Traders usually know two things about as an asset class – it is a reliable store of value, and it is a safe haven in times of trouble.
Put slightly differently, one would expect gold prices to rise when other assets, such as cash, are losing their value, perhaps because of inflation. Similarly, political and economic turmoil would be likely to stoke demand for gold.
All this is true, up to a point, but there are caveats. More on that in a moment.
A turbulent period
First, the current state of the gold price.
It has not been a good three months for bullion. From $1,274 an ounce in late June, it is currently just above $1,200. Shortening the timeframe to the last month gives a brighter picture, given that the price was down at about $1,185 in late August.
But widen it out again to take in the past year, and the story is once more one of decline, from about $1,312 an ounce.

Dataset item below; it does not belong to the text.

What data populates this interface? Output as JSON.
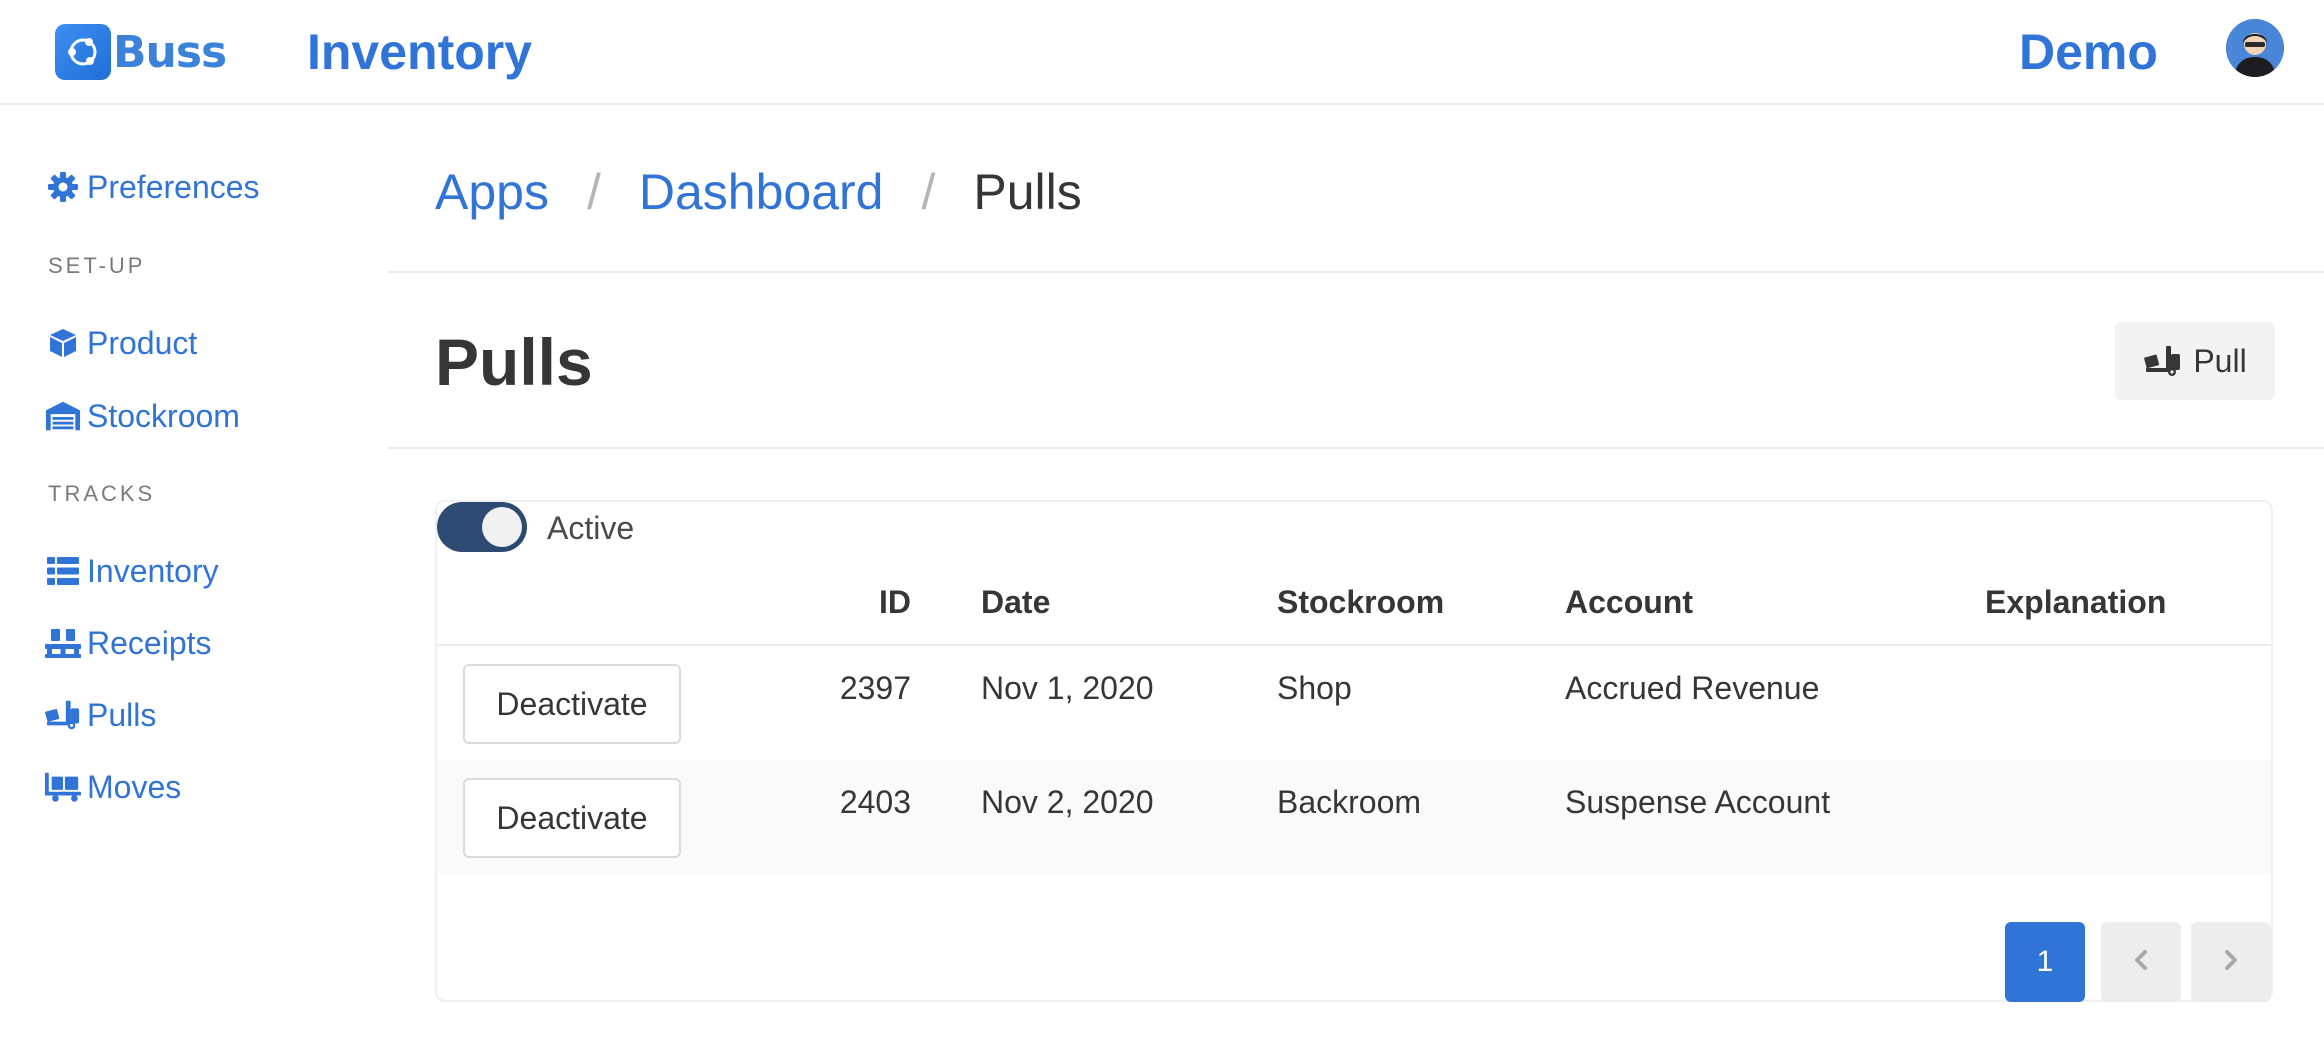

But bear in mind that gold has a competitor, both as a safe haven and as an international monetary asset – the dollar. Once, they were intimately bound together, with $35 being always and everywhere worth an ounce of gold, and vice versa. That link is long gone, now the two assets tend to move in opposite directions.